_Problem to work on_
Every line from the one containing "Transcribe this image's" through the end of the data is to be copied exactly, and nothing outside that range.

[Opening Data to examine section]

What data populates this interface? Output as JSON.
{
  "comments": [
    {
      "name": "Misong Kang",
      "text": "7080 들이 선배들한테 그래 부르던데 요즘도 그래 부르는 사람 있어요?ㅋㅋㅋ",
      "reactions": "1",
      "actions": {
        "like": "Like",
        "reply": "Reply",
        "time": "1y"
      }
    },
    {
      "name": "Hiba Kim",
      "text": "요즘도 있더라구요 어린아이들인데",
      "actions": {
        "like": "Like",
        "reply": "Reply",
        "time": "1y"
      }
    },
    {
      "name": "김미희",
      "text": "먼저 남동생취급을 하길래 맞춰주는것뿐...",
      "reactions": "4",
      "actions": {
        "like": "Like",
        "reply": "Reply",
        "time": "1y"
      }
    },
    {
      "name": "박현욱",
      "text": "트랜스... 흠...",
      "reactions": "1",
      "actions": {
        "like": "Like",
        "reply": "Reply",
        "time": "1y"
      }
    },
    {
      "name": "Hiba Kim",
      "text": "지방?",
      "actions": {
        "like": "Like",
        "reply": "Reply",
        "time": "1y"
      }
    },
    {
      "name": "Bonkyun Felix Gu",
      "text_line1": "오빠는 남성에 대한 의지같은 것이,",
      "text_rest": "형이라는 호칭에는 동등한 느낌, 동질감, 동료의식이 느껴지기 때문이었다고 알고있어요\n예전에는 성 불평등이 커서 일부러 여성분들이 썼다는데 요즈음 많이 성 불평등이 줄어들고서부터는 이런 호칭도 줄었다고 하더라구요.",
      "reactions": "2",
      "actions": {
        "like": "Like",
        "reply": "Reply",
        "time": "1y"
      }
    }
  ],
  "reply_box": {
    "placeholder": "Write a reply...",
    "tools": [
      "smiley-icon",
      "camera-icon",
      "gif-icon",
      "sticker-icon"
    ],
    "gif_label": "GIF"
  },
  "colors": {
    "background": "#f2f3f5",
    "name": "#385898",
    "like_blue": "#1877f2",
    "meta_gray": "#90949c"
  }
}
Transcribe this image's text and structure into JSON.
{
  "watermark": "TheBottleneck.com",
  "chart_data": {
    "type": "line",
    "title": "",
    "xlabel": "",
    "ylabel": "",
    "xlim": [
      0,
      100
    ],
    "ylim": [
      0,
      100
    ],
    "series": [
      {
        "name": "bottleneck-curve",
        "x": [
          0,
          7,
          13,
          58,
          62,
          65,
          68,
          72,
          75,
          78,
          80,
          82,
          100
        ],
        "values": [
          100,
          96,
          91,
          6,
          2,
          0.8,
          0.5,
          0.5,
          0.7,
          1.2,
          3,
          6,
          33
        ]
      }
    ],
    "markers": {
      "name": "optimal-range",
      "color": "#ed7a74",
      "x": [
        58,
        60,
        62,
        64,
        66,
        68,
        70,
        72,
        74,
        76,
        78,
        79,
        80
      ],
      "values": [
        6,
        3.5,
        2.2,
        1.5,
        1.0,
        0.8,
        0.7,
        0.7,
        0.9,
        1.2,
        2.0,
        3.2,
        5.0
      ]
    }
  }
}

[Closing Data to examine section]

_Result for this exercise_
Transcribe this image's text and structure into JSON.
{
  "watermark": "TheBottleneck.com",
  "chart_data": {
    "type": "line",
    "title": "",
    "xlabel": "",
    "ylabel": "",
    "xlim": [
      0,
      100
    ],
    "ylim": [
      0,
      100
    ],
    "series": [
      {
        "name": "bottleneck-curve",
        "x": [
          0,
          7,
          13,
          58,
          62,
          65,
          68,
          72,
          75,
          78,
          80,
          82,
          100
        ],
        "values": [
          100,
          96,
          91,
          6,
          2,
          0.8,
          0.5,
          0.5,
          0.7,
          1.2,
          3,
          6,
          33
        ]
      }
    ],
    "markers": {
      "name": "optimal-range",
      "color": "#ed7a74",
      "x": [
        58,
        60,
        62,
        64,
        66,
        68,
        70,
        72,
        74,
        76,
        78,
        79,
        80
      ],
      "values": [
        6,
        3.5,
        2.2,
        1.5,
        1.0,
        0.8,
        0.7,
        0.7,
        0.9,
        1.2,
        2.0,
        3.2,
        5.0
      ]
    }
  }
}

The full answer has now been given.